Japan is suffering from “Fuhyohigai” or harmful rumors about radioactive contamination from the crippled Fukushima plant in the aftermath of the massive earthquake and tsunami. The ever-increasing economic damage from the harmful rumors hits a serious blow to the country which is in the process of overcoming the largest disaster in its history. Many farmers and fishermen were forced to abandon their businesses and evacuate in order to avoid being exposed to radiation. Even those who managed to stay on are thrown into the situation where their own survival is at stake when consumers refrain from purchasing the products from Fukushima and its surrounding areas, despite the confirmation of the safety of their products. The harmful rumors have brought serious consequences not only on produce from Fukushima, but on the whole nation of Japan in the fields of tourism and international trade.
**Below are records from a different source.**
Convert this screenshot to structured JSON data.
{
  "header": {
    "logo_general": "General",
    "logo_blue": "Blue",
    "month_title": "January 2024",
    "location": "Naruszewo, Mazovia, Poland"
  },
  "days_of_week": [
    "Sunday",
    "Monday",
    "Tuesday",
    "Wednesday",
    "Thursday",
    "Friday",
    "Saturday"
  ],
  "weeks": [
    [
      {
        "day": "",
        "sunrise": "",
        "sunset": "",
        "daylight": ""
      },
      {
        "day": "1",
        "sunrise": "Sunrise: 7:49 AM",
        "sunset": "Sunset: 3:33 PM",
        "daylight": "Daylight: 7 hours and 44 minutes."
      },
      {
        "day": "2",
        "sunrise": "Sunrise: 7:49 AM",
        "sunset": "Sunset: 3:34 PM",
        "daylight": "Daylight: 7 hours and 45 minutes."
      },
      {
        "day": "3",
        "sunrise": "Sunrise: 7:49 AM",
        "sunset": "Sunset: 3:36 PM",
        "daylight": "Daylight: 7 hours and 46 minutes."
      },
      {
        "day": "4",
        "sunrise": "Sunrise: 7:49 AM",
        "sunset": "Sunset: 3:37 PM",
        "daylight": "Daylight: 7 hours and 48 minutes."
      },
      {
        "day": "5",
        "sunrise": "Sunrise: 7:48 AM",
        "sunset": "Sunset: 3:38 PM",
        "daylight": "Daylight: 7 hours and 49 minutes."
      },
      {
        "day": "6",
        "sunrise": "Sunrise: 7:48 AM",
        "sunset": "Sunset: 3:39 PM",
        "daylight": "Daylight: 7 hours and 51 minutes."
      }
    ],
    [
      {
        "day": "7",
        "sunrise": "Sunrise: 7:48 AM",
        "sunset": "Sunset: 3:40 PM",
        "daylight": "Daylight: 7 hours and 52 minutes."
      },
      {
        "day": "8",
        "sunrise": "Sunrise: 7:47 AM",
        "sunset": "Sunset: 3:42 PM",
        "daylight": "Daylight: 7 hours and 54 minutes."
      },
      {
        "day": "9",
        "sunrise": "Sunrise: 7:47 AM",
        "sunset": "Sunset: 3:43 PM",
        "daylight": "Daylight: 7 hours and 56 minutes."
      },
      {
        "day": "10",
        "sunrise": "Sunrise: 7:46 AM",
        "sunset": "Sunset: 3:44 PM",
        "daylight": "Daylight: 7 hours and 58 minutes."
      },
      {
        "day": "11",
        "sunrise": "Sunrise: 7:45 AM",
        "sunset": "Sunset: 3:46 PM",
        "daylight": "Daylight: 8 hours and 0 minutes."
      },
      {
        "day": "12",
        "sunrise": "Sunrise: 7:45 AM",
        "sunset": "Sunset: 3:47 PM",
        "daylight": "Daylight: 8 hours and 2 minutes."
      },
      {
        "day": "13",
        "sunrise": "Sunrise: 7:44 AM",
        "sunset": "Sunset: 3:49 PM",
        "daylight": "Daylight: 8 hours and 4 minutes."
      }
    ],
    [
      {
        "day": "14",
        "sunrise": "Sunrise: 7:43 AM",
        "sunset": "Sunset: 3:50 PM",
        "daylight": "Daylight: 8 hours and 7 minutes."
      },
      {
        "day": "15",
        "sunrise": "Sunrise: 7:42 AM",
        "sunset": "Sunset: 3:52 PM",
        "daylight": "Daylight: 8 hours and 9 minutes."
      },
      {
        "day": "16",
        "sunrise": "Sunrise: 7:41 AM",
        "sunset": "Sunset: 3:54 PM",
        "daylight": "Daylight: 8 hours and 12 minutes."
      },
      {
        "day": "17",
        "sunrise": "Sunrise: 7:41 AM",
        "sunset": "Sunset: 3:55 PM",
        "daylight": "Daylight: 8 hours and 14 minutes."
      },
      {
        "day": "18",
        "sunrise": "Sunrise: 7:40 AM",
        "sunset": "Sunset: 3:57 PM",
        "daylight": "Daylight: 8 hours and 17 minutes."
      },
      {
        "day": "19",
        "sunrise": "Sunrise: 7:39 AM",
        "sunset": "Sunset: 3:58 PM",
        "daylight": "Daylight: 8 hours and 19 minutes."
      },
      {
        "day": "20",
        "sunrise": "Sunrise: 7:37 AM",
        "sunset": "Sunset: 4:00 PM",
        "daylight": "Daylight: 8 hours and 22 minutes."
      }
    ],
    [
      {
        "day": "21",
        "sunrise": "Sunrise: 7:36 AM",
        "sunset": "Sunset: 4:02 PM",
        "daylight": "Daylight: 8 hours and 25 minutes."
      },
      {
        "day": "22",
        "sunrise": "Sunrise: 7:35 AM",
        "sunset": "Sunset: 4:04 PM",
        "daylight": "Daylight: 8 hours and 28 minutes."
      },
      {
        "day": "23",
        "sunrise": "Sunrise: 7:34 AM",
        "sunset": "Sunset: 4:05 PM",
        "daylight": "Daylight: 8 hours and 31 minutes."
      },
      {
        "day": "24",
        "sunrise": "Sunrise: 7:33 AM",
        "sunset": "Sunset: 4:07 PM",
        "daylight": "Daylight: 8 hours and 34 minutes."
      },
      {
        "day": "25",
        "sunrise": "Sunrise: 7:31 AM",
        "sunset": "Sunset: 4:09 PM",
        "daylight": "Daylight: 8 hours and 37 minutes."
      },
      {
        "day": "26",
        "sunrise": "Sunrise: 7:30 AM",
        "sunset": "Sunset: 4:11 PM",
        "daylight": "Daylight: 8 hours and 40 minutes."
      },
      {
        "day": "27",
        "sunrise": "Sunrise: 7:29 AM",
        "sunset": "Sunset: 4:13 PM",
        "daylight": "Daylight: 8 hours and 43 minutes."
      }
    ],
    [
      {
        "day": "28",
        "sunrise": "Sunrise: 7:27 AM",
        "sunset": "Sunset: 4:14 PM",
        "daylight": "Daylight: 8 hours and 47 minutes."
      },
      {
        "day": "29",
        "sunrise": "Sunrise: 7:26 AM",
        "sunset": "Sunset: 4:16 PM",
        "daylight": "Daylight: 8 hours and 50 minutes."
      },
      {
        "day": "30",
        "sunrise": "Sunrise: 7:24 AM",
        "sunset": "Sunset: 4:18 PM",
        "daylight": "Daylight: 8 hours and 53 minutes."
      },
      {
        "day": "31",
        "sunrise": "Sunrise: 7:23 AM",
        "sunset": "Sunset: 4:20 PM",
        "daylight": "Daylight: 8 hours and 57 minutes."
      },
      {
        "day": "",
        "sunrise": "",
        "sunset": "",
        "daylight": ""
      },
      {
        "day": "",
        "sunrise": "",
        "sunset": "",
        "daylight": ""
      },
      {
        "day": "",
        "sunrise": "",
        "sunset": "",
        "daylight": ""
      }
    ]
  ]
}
The number of tourists to Japan has plummeted since March 11th, and the looming fear of radiation has exacerbated foreign trade, which had already been weakened by the strong yen even before March 11th.
The government should provide accurate scientific data on produce from Fukushima and its surrounding region to ensure food safety, and actively promote that produce which has met safety standards. At the same time, the government should make greater efforts to dispel the negative impression of the whole nation being associated with radiation by delegating spokespersons overseas to promote both tourism and importing goods from Japan. Though we consumers are expected to pay attention to safety, being overly sensitive to everything related to Tohoku will not help rejuvenate the region but further hamper our economic activities. We have to be equipped with a critical mind to carefully evaluate the safety of products we buy based on reliable data, not on prevalent groundless rumors. I for one am anxiously awaiting the first delivery of a twelve months’ set of local specialities from Tohoku I ordered online – a humble gesture to show my support for Tohoku.